You do have to look closely to see that slight incision. I can't say if the elastic was taken out, or if it was just never put in. Very clean,
I would suspect a manufacturing oops. Unnoticeable unless you know what you're looking for.
If you know Willis & Geiger, you know these won't ever be made again. The Hemingway was designed by Papa himself, and is the set piece to any W&G collection. Truth be known, I lusted after this one for my own stockpile, but the missus has put her foot down in protest; if I want to keep in her good cafe-con-leche graces I must post it here. So sacrifices are made. You get this great Hemingway, I get my cafe con leche. Priorities, y'know!
Nearly three decades old and still pristine.
This Hemingway Jacket is still crisp as the day it was made; it may not have ever been worn, but I can't swear to that.
It's been stored this whole time in plastic, inside a cedar trunk.
There it is, a Pristine, vintage Willis & Geiger Hemingway Jacket, Size 46, LG/XL, waiting for someone to actually wear it, use it. Doesn't matter if it's out in the bush or tipping a few pints at your local pub, just wear the thing, eh? Whatever you do, don't bury it in a trunk.

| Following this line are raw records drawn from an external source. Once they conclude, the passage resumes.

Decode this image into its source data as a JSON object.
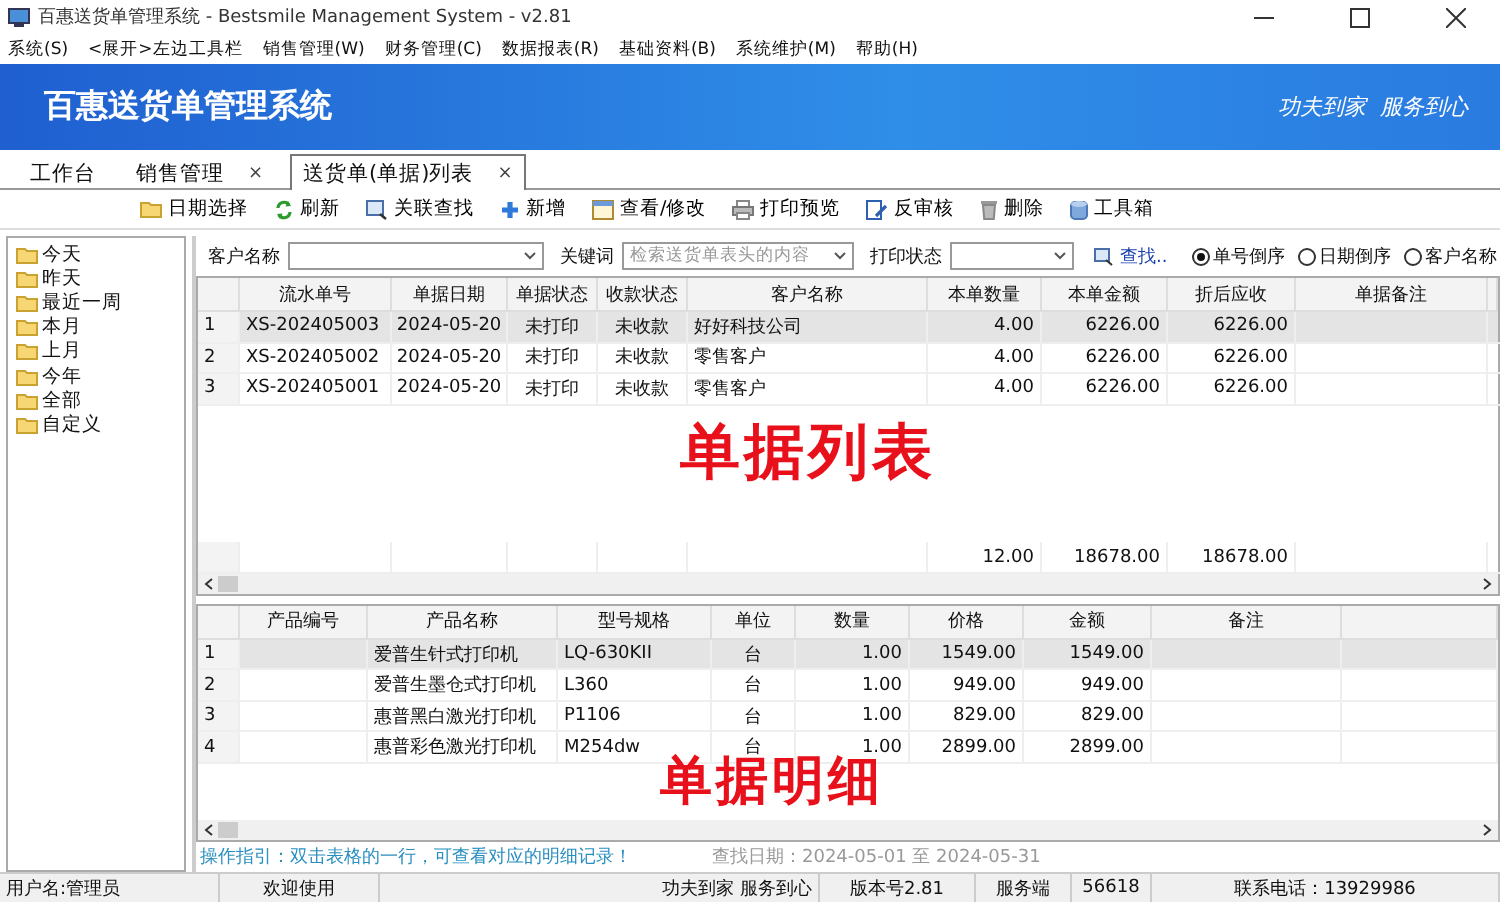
{
  "window": {
    "title": "百惠送货单管理系统 - Bestsmile Management System - v2.81"
  },
  "menu": [
    "系统(S)",
    "<展开>左边工具栏",
    "销售管理(W)",
    "财务管理(C)",
    "数据报表(R)",
    "基础资料(B)",
    "系统维护(M)",
    "帮助(H)"
  ],
  "banner": {
    "title": "百惠送货单管理系统",
    "slogan": "功夫到家  服务到心"
  },
  "tabs": [
    {
      "label": "工作台",
      "selected": false
    },
    {
      "label": "销售管理",
      "selected": false,
      "close": "×"
    },
    {
      "label": "送货单(单据)列表",
      "selected": true,
      "close": "×"
    }
  ],
  "toolbar": [
    {
      "kind": "folder",
      "label": "日期选择"
    },
    {
      "kind": "refresh",
      "label": "刷新"
    },
    {
      "kind": "search",
      "label": "关联查找"
    },
    {
      "kind": "add",
      "label": "新增"
    },
    {
      "kind": "edit",
      "label": "查看/修改"
    },
    {
      "kind": "print",
      "label": "打印预览"
    },
    {
      "kind": "review",
      "label": "反审核"
    },
    {
      "kind": "delete",
      "label": "删除"
    },
    {
      "kind": "toolbox",
      "label": "工具箱"
    }
  ],
  "date_tree": [
    "今天",
    "昨天",
    "最近一周",
    "本月",
    "上月",
    "今年",
    "全部",
    "自定义"
  ],
  "filters": {
    "customer_label": "客户名称",
    "keyword_label": "关键词",
    "keyword_placeholder": "检索送货单表头的内容",
    "print_status_label": "打印状态",
    "find": "查找..",
    "sort": [
      {
        "label": "单号倒序",
        "selected": true
      },
      {
        "label": "日期倒序",
        "selected": false
      },
      {
        "label": "客户名称",
        "selected": false
      }
    ]
  },
  "orders": {
    "columns": [
      "流水单号",
      "单据日期",
      "单据状态",
      "收款状态",
      "客户名称",
      "本单数量",
      "本单金额",
      "折后应收",
      "单据备注"
    ],
    "rows": [
      {
        "number": "1",
        "selected": true,
        "cells": [
          "XS-202405003",
          "2024-05-20",
          "未打印",
          "未收款",
          "好好科技公司",
          "4.00",
          "6226.00",
          "6226.00"
        ]
      },
      {
        "number": "2",
        "selected": false,
        "cells": [
          "XS-202405002",
          "2024-05-20",
          "未打印",
          "未收款",
          "零售客户",
          "4.00",
          "6226.00",
          "6226.00"
        ]
      },
      {
        "number": "3",
        "selected": false,
        "cells": [
          "XS-202405001",
          "2024-05-20",
          "未打印",
          "未收款",
          "零售客户",
          "4.00",
          "6226.00",
          "6226.00"
        ]
      }
    ],
    "totals": [
      "12.00",
      "18678.00",
      "18678.00"
    ]
  },
  "details": {
    "columns": [
      "产品编号",
      "产品名称",
      "型号规格",
      "单位",
      "数量",
      "价格",
      "金额",
      "备注"
    ],
    "rows": [
      {
        "number": "1",
        "selected": true,
        "cells": [
          "",
          "爱普生针式打印机",
          "LQ-630KII",
          "台",
          "1.00",
          "1549.00",
          "1549.00"
        ]
      },
      {
        "number": "2",
        "selected": false,
        "cells": [
          "",
          "爱普生墨仓式打印机",
          "L360",
          "台",
          "1.00",
          "949.00",
          "949.00"
        ]
      },
      {
        "number": "3",
        "selected": false,
        "cells": [
          "",
          "惠普黑白激光打印机",
          "P1106",
          "台",
          "1.00",
          "829.00",
          "829.00"
        ]
      },
      {
        "number": "4",
        "selected": false,
        "cells": [
          "",
          "惠普彩色激光打印机",
          "M254dw",
          "台",
          "1.00",
          "2899.00",
          "2899.00"
        ]
      }
    ]
  },
  "guide": "操作指引：双击表格的一行，可查看对应的明细记录！",
  "search_date": "查找日期：2024-05-01 至 2024-05-31",
  "status_bar": [
    "用户名:管理员",
    "欢迎使用",
    "功夫到家 服务到心",
    "版本号2.81",
    "服务端",
    "56618",
    "联系电话：13929986"
  ],
  "annotations": [
    "单据列表",
    "单据明细"
  ]
}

Been there, done that.
The tag suggest dry cleaning. I've always washed mine normally, sometimes even in streams; never a problem. It is, after all, 100% cotton Bush Poplin.
Got questions? Please ask before purchase.
This item is non-returnable. You are buying a garment that may have been worn and washed. We do our best to describe our items accurately, warts and all, and include photos that are an important part of the description. We deal in vintage merchandise; unless otherwise stated we do NOT offer refunds unless our description is found to be inaccurate.
In a village not too far from this very spot are some very experienced bearers. But you'll need to tip very well; they're spoiled rotten.
Sorry about that.